>>>
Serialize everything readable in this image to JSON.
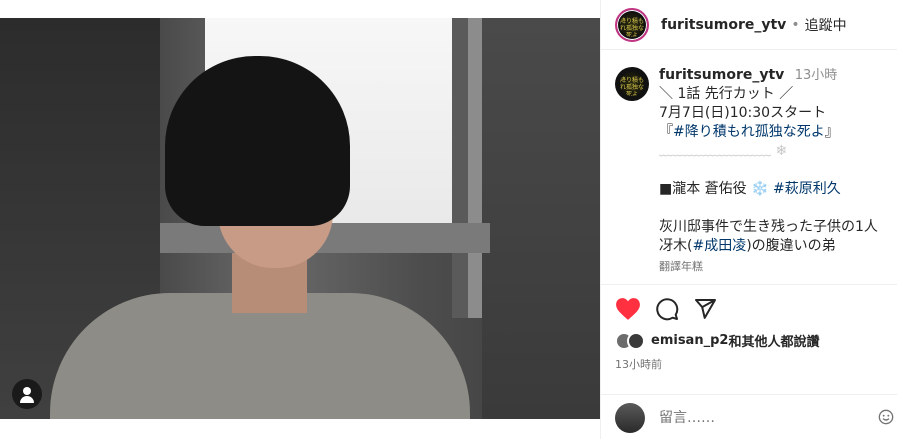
{
  "header": {
    "username": "furitsumore_ytv",
    "separator": "•",
    "follow_label": "追蹤中",
    "logo_text": "降り積もれ孤独な死よ"
  },
  "caption": {
    "username": "furitsumore_ytv",
    "time": "13小時",
    "lines": {
      "l1": "＼ 1話 先行カット ／",
      "l2": "7月7日(日)10:30スタート",
      "l3_pre": "『",
      "l3_tag": "#降り積もれ孤独な死よ",
      "l3_post": "』",
      "l4": "﹏﹏﹏﹏﹏﹏﹏﹏ ❄",
      "l5_pre": "■瀧本 蒼佑役 ❄️ ",
      "l5_tag": "#萩原利久",
      "l6": "灰川邸事件で生き残った子供の1人",
      "l7_pre": "冴木(",
      "l7_tag": "#成田凌",
      "l7_post": ")の腹違いの弟"
    },
    "translate_label": "翻譯年糕"
  },
  "actions": {
    "like_icon": "heart-icon",
    "comment_icon": "comment-icon",
    "share_icon": "send-icon",
    "likes_user": "emisan_p2",
    "likes_tail": "和其他人都說讚",
    "time_ago": "13小時前"
  },
  "comment_box": {
    "placeholder": "留言……"
  },
  "colors": {
    "like": "#ff3040",
    "link": "#00376b",
    "story_ring": "#c13584"
  }
}
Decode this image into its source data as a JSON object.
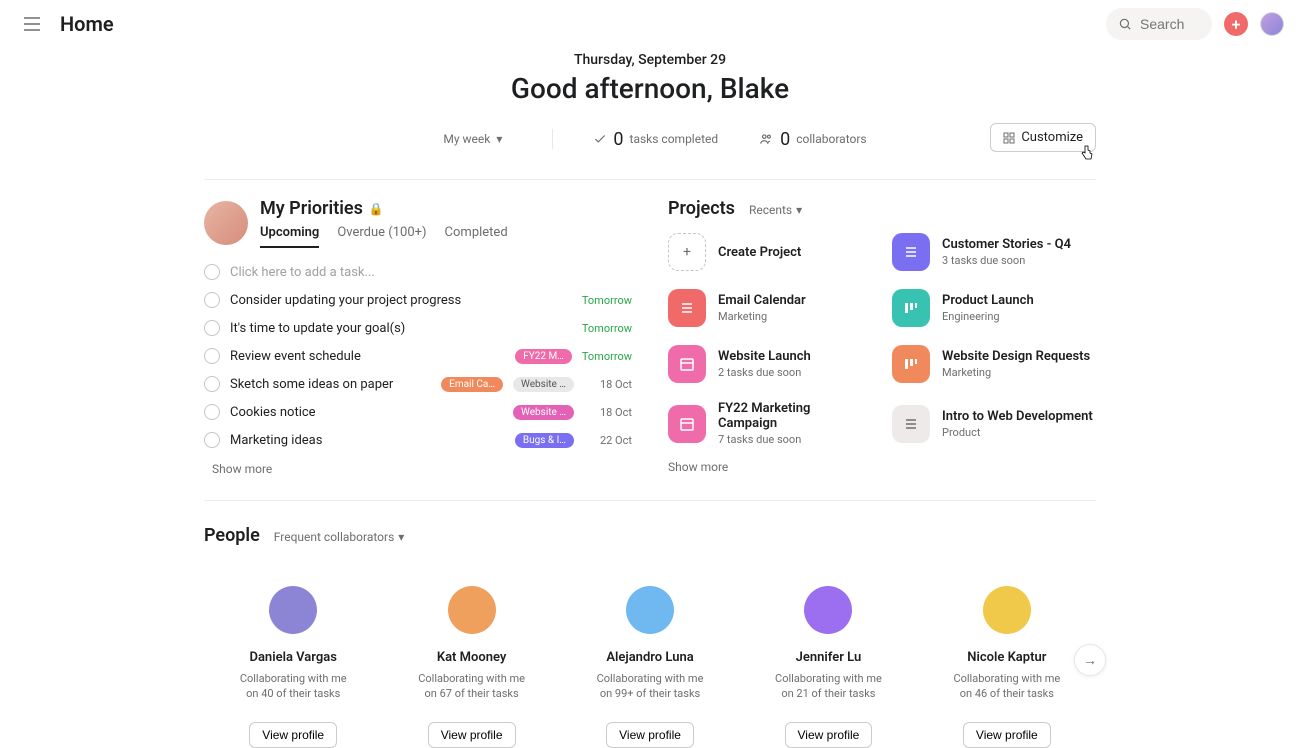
{
  "header": {
    "title": "Home",
    "search_placeholder": "Search"
  },
  "hero": {
    "date": "Thursday, September 29",
    "greeting": "Good afternoon, Blake",
    "filter_label": "My week",
    "tasks_completed_count": "0",
    "tasks_completed_label": "tasks completed",
    "collaborators_count": "0",
    "collaborators_label": "collaborators",
    "customize_label": "Customize"
  },
  "priorities": {
    "title": "My Priorities",
    "tabs": {
      "upcoming": "Upcoming",
      "overdue": "Overdue (100+)",
      "completed": "Completed"
    },
    "add_placeholder": "Click here to add a task...",
    "tasks": [
      {
        "name": "Consider updating your project progress",
        "tags": [],
        "due": "Tomorrow",
        "due_color": "green"
      },
      {
        "name": "It's time to update your goal(s)",
        "tags": [],
        "due": "Tomorrow",
        "due_color": "green"
      },
      {
        "name": "Review event schedule",
        "tags": [
          {
            "text": "FY22 M…",
            "cls": "pink"
          }
        ],
        "due": "Tomorrow",
        "due_color": "green"
      },
      {
        "name": "Sketch some ideas on paper",
        "tags": [
          {
            "text": "Email Ca…",
            "cls": "orange"
          },
          {
            "text": "Website …",
            "cls": "gray"
          }
        ],
        "due": "18 Oct",
        "due_color": ""
      },
      {
        "name": "Cookies notice",
        "tags": [
          {
            "text": "Website …",
            "cls": "magenta"
          }
        ],
        "due": "18 Oct",
        "due_color": ""
      },
      {
        "name": "Marketing ideas",
        "tags": [
          {
            "text": "Bugs & I…",
            "cls": "purple"
          }
        ],
        "due": "22 Oct",
        "due_color": ""
      }
    ],
    "show_more": "Show more"
  },
  "projects": {
    "title": "Projects",
    "filter": "Recents",
    "create_label": "Create Project",
    "items": [
      {
        "name": "Customer Stories - Q4",
        "sub": "3 tasks due soon",
        "cls": "purple",
        "icon": "list"
      },
      {
        "name": "Email Calendar",
        "sub": "Marketing",
        "cls": "red",
        "icon": "list"
      },
      {
        "name": "Product Launch",
        "sub": "Engineering",
        "cls": "teal",
        "icon": "board"
      },
      {
        "name": "Website Launch",
        "sub": "2 tasks due soon",
        "cls": "pink",
        "icon": "cal"
      },
      {
        "name": "Website Design Requests",
        "sub": "Marketing",
        "cls": "orange",
        "icon": "board"
      },
      {
        "name": "FY22 Marketing Campaign",
        "sub": "7 tasks due soon",
        "cls": "pink",
        "icon": "cal"
      },
      {
        "name": "Intro to Web Development",
        "sub": "Product",
        "cls": "graylite",
        "icon": "list"
      }
    ],
    "show_more": "Show more"
  },
  "people": {
    "title": "People",
    "filter": "Frequent collaborators",
    "view_label": "View profile",
    "items": [
      {
        "name": "Daniela Vargas",
        "line1": "Collaborating with me",
        "line2": "on 40 of their tasks",
        "bg": "#8c85d6"
      },
      {
        "name": "Kat Mooney",
        "line1": "Collaborating with me",
        "line2": "on 67 of their tasks",
        "bg": "#f0a05d"
      },
      {
        "name": "Alejandro Luna",
        "line1": "Collaborating with me",
        "line2": "on 99+ of their tasks",
        "bg": "#6fb8f0"
      },
      {
        "name": "Jennifer Lu",
        "line1": "Collaborating with me",
        "line2": "on 21 of their tasks",
        "bg": "#9b6ff0"
      },
      {
        "name": "Nicole Kaptur",
        "line1": "Collaborating with me",
        "line2": "on 46 of their tasks",
        "bg": "#f0c84a"
      }
    ]
  }
}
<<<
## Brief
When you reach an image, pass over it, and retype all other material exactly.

## Written response
Serialize everything readable in this image to JSON.
{
  "header": {
    "username": "furitsumore_ytv",
    "separator": "•",
    "follow_label": "追蹤中",
    "logo_text": "降り積もれ孤独な死よ"
  },
  "caption": {
    "username": "furitsumore_ytv",
    "time": "13小時",
    "lines": {
      "l1": "＼ 1話 先行カット ／",
      "l2": "7月7日(日)10:30スタート",
      "l3_pre": "『",
      "l3_tag": "#降り積もれ孤独な死よ",
      "l3_post": "』",
      "l4": "﹏﹏﹏﹏﹏﹏﹏﹏ ❄",
      "l5_pre": "■瀧本 蒼佑役 ❄️ ",
      "l5_tag": "#萩原利久",
      "l6": "灰川邸事件で生き残った子供の1人",
      "l7_pre": "冴木(",
      "l7_tag": "#成田凌",
      "l7_post": ")の腹違いの弟"
    },
    "translate_label": "翻譯年糕"
  },
  "actions": {
    "like_icon": "heart-icon",
    "comment_icon": "comment-icon",
    "share_icon": "send-icon",
    "likes_user": "emisan_p2",
    "likes_tail": "和其他人都說讚",
    "time_ago": "13小時前"
  },
  "comment_box": {
    "placeholder": "留言……"
  },
  "colors": {
    "like": "#ff3040",
    "link": "#00376b",
    "story_ring": "#c13584"
  }
}
Decode this image into its source data as a JSON object.
{
  "header": {
    "title": "Home",
    "search_placeholder": "Search"
  },
  "hero": {
    "date": "Thursday, September 29",
    "greeting": "Good afternoon, Blake",
    "filter_label": "My week",
    "tasks_completed_count": "0",
    "tasks_completed_label": "tasks completed",
    "collaborators_count": "0",
    "collaborators_label": "collaborators",
    "customize_label": "Customize"
  },
  "priorities": {
    "title": "My Priorities",
    "tabs": {
      "upcoming": "Upcoming",
      "overdue": "Overdue (100+)",
      "completed": "Completed"
    },
    "add_placeholder": "Click here to add a task...",
    "tasks": [
      {
        "name": "Consider updating your project progress",
        "tags": [],
        "due": "Tomorrow",
        "due_color": "green"
      },
      {
        "name": "It's time to update your goal(s)",
        "tags": [],
        "due": "Tomorrow",
        "due_color": "green"
      },
      {
        "name": "Review event schedule",
        "tags": [
          {
            "text": "FY22 M…",
            "cls": "pink"
          }
        ],
        "due": "Tomorrow",
        "due_color": "green"
      },
      {
        "name": "Sketch some ideas on paper",
        "tags": [
          {
            "text": "Email Ca…",
            "cls": "orange"
          },
          {
            "text": "Website …",
            "cls": "gray"
          }
        ],
        "due": "18 Oct",
        "due_color": ""
      },
      {
        "name": "Cookies notice",
        "tags": [
          {
            "text": "Website …",
            "cls": "magenta"
          }
        ],
        "due": "18 Oct",
        "due_color": ""
      },
      {
        "name": "Marketing ideas",
        "tags": [
          {
            "text": "Bugs & I…",
            "cls": "purple"
          }
        ],
        "due": "22 Oct",
        "due_color": ""
      }
    ],
    "show_more": "Show more"
  },
  "projects": {
    "title": "Projects",
    "filter": "Recents",
    "create_label": "Create Project",
    "items": [
      {
        "name": "Customer Stories - Q4",
        "sub": "3 tasks due soon",
        "cls": "purple",
        "icon": "list"
      },
      {
        "name": "Email Calendar",
        "sub": "Marketing",
        "cls": "red",
        "icon": "list"
      },
      {
        "name": "Product Launch",
        "sub": "Engineering",
        "cls": "teal",
        "icon": "board"
      },
      {
        "name": "Website Launch",
        "sub": "2 tasks due soon",
        "cls": "pink",
        "icon": "cal"
      },
      {
        "name": "Website Design Requests",
        "sub": "Marketing",
        "cls": "orange",
        "icon": "board"
      },
      {
        "name": "FY22 Marketing Campaign",
        "sub": "7 tasks due soon",
        "cls": "pink",
        "icon": "cal"
      },
      {
        "name": "Intro to Web Development",
        "sub": "Product",
        "cls": "graylite",
        "icon": "list"
      }
    ],
    "show_more": "Show more"
  },
  "people": {
    "title": "People",
    "filter": "Frequent collaborators",
    "view_label": "View profile",
    "items": [
      {
        "name": "Daniela Vargas",
        "line1": "Collaborating with me",
        "line2": "on 40 of their tasks",
        "bg": "#8c85d6"
      },
      {
        "name": "Kat Mooney",
        "line1": "Collaborating with me",
        "line2": "on 67 of their tasks",
        "bg": "#f0a05d"
      },
      {
        "name": "Alejandro Luna",
        "line1": "Collaborating with me",
        "line2": "on 99+ of their tasks",
        "bg": "#6fb8f0"
      },
      {
        "name": "Jennifer Lu",
        "line1": "Collaborating with me",
        "line2": "on 21 of their tasks",
        "bg": "#9b6ff0"
      },
      {
        "name": "Nicole Kaptur",
        "line1": "Collaborating with me",
        "line2": "on 46 of their tasks",
        "bg": "#f0c84a"
      }
    ]
  }
}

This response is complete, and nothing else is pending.